Matzah Balls with Green Onion and Dill
Even this Sephardi has to admit to loving a good matzah ball! Floaters, sinkers or in between…I have enjoyed them all. When I make my own, I go for that in-between texture with some density, but also lightness. And I add extra flavor to work in partnership with the soup that holds the matzah ball. My favorite is lots of green onions, dill and black pepper. I love the look of all the green bits and the flavor, being a fan of any and every type of onion. I always use dill in my chicken soup—or vegetarian version—so adding it to the matzah balls marries the flavors nicely. My Sephardi heritage comes through in my use of olive oil for the fat ingredient. It adds a little extra depth of flavor since using the schmaltz, rendered chicken fat of many of our childhoods, is no long considered a healthy option. The truth is that no matter how you make your matzah balls—even following the directions on the box of matzah meal as I did for years when I was younger—you will always find a grateful crowd to appreciate your efforts. (Note: You can leave out the green onions or the dill or both for more traditional matzah balls. If not using the onions, add the oil directly to the eggs and beat together.)
- 2 bunches (16-18) very slender green onions
- 4 tablespoons olive oil
- 4 eggs
- 3-4 tablespoons chopped dill
- 2 teaspoons salt
- ¼ teaspoon black pepper or to taste
- 1 cup matzah meal
- 4 tablespoons seltzer, soup stock or water
- Clean the green onions, trimming the roots and just the ends of the dark green tops, then slice finely. You will have a scant 2 cups. (If you can’t find slender green onions, slice thicker ones in half before slicing.) Heat the oil in a large sauté pan on medium low. When hot, add the green onions in one layer and cook slowly until softened, about 10 minutes. Stir occasionally and don’t allow the onions to brown. Set aside to cool completely.
- In a bowl, beat the eggs well with a fork. Add the chopped dill and cooled green onions, scraping the pan to get all of the flavorful oil as well. Mix to blend, then add 1 teaspoon salt and the pepper and mix well. Add the matzah meal and seltzer, stock or water. Mix just until well blended. Cover and refrigerate for at least 1 hour or even overnight.

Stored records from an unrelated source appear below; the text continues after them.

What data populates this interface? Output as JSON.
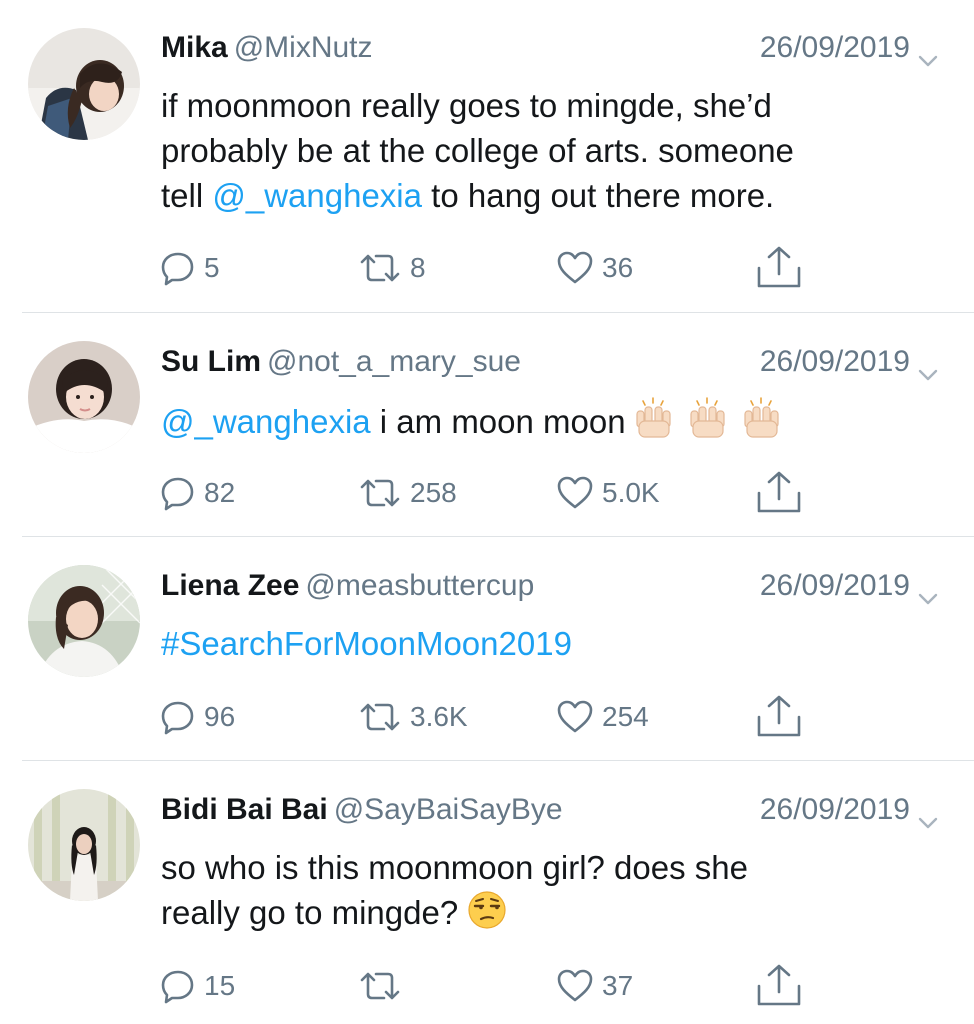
{
  "colors": {
    "text": "#14171a",
    "secondary": "#657786",
    "link": "#1da1f2",
    "divider": "#dfe3e6"
  },
  "tweets": [
    {
      "name": "Mika",
      "handle": "@MixNutz",
      "date": "26/09/2019",
      "text_lines": [
        "if moonmoon really goes to mingde, she’d",
        "probably be at the college of arts. someone"
      ],
      "text_before_mention": "tell ",
      "mention": "@_wanghexia",
      "text_after_mention": " to hang out there more.",
      "replies": "5",
      "retweets": "8",
      "likes": "36"
    },
    {
      "name": "Su Lim",
      "handle": "@not_a_mary_sue",
      "date": "26/09/2019",
      "mention": "@_wanghexia",
      "text": " i am moon moon ",
      "emoji": "raising-hands-emoji",
      "replies": "82",
      "retweets": "258",
      "likes": "5.0K"
    },
    {
      "name": "Liena Zee",
      "handle": "@measbuttercup",
      "date": "26/09/2019",
      "hashtag": "#SearchForMoonMoon2019",
      "replies": "96",
      "retweets": "3.6K",
      "likes": "254"
    },
    {
      "name": "Bidi Bai Bai",
      "handle": "@SayBaiSayBye",
      "date": "26/09/2019",
      "text_lines": [
        "so who is this moonmoon girl? does she",
        "really go to mingde? "
      ],
      "emoji": "unamused-face-emoji",
      "replies": "15",
      "retweets": "",
      "likes": "37"
    }
  ]
}
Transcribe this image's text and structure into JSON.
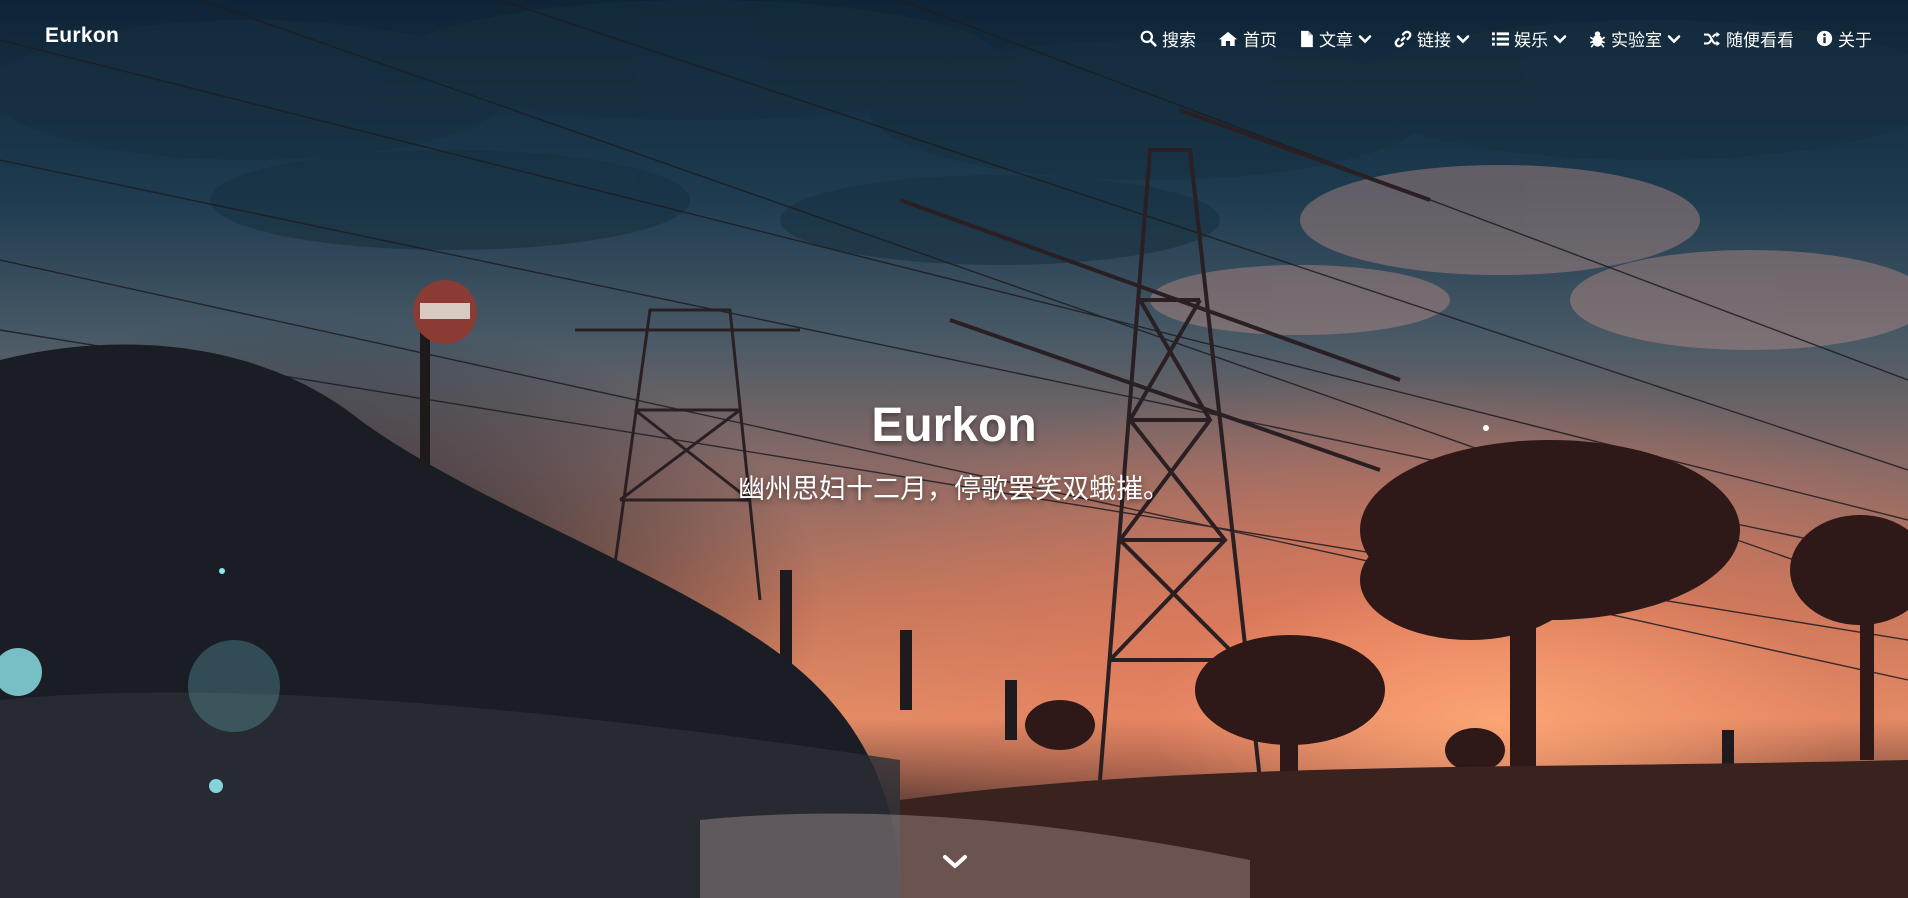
{
  "site": {
    "brand": "Eurkon",
    "title": "Eurkon",
    "subtitle": "幽州思妇十二月，停歌罢笑双蛾摧。"
  },
  "nav": {
    "items": [
      {
        "label": "搜索",
        "icon": "search-icon"
      },
      {
        "label": "首页",
        "icon": "home-icon"
      },
      {
        "label": "文章",
        "icon": "file-icon",
        "dropdown": true
      },
      {
        "label": "链接",
        "icon": "link-icon",
        "dropdown": true
      },
      {
        "label": "娱乐",
        "icon": "list-icon",
        "dropdown": true
      },
      {
        "label": "实验室",
        "icon": "bug-icon",
        "dropdown": true
      },
      {
        "label": "随便看看",
        "icon": "shuffle-icon"
      },
      {
        "label": "关于",
        "icon": "info-icon"
      }
    ]
  },
  "hero": {
    "background": "anime sunset scene with power pylons and trees",
    "scroll_icon": "chevron-down-icon"
  },
  "colors": {
    "text": "#ffffff",
    "sky_top": "#0f2436",
    "sunset": "#e48c66"
  }
}
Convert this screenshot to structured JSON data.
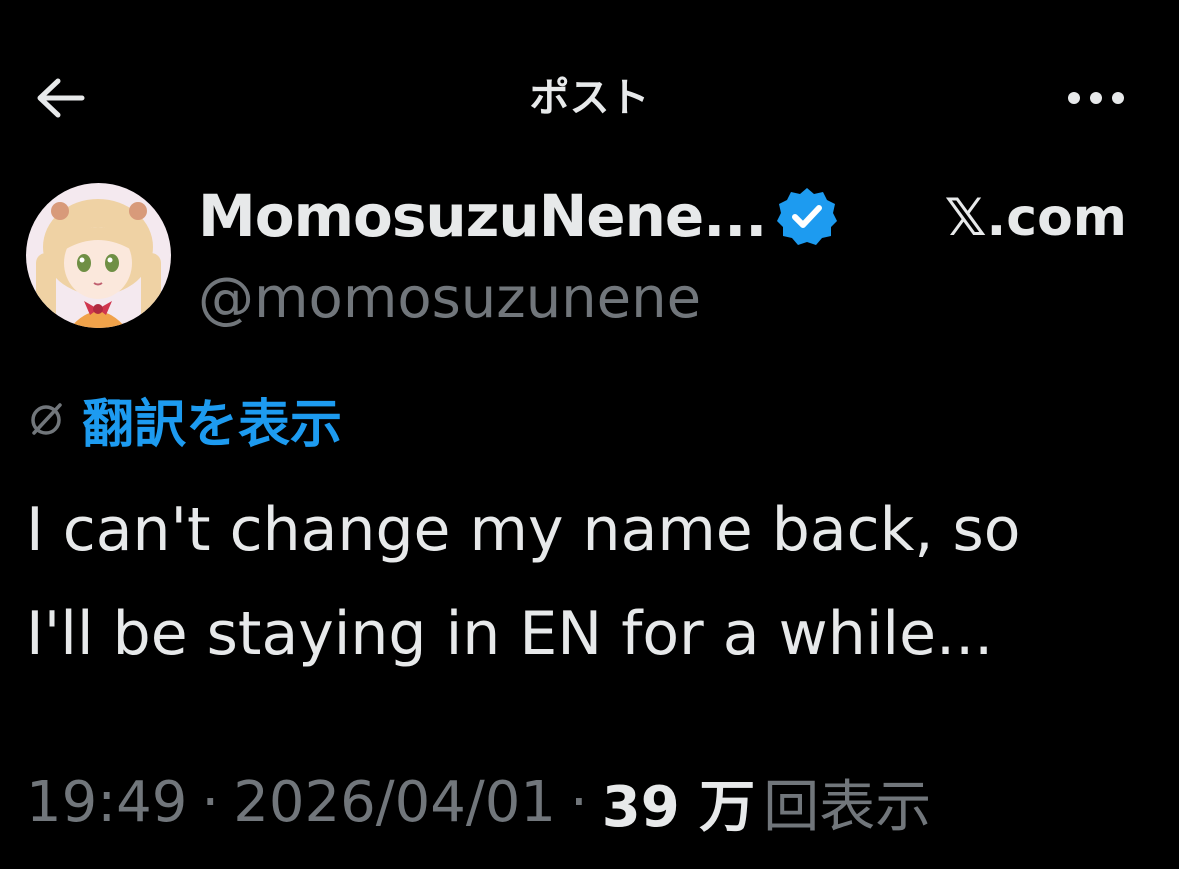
{
  "header": {
    "title": "ポスト",
    "back_icon": "arrow-left-icon",
    "more_icon": "more-horizontal-icon"
  },
  "author": {
    "display_name": "MomosuzuNene...",
    "handle": "@momosuzunene",
    "verified_icon": "verified-badge-icon",
    "source": "𝕏.com"
  },
  "translate": {
    "icon": "translate-globe-icon",
    "label": "翻訳を表示"
  },
  "tweet": {
    "lines": [
      "I can't change my name back, so",
      "I'll be staying in EN for a while..."
    ]
  },
  "meta": {
    "time": "19:49",
    "separator": "·",
    "date": "2026/04/01",
    "views_count": "39 万",
    "views_label": "回表示"
  },
  "colors": {
    "background": "#000000",
    "text": "#e7e9ea",
    "secondary": "#71767b",
    "accent": "#1d9bf0"
  }
}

Don’t worry if the batter seems too runny. It will thicken as it sets.
- Bring to boil a very large pot of water with 1 teaspoon salt added or soup stock. Lightly oil or dampen hands with cold water. Gently roll into about 16 walnut-sized balls and drop into the boiling water or stock. Cover and cook at a gentle boil 30 to 40 minutes. As they cook, the balls will rise to the top and double in size.
- When cooked through, gently scoop out with a slotted spoon and either add directly to soup. The matzah balls can be added to prepared soup and frozen together; just defrost and reheat before serving. You can also freeze the balls in a single layer, not touching each other, on a lightly greased cookie sheet until hard, then put them into a container or freezer bag and store until needed. Partially defrost the matzah balls before gently adding to the soup and cooking together until both are heated through.
- Matzah Ball Tips:
- – Mix the batter as little as possible, just enough to blend the ingredients. Over-mixing will create create a denser, chewier result from the over-worked gluten.
- – The batter thickens as it rests in the fridge, so follow the recipe and don’t add more matzah meal just because you think the batter looks thin.
- – Put either a little oil on your hands or cold water so batter won’t stick as you shape the balls.
- – Walnut-sized balls are about right because they will double at least when cooked. You can make them bigger if you like. They might need to cook a bit longer to be done in the middle.
- – Cook balls in broth for more flavor, or add them to the soup and reheat together.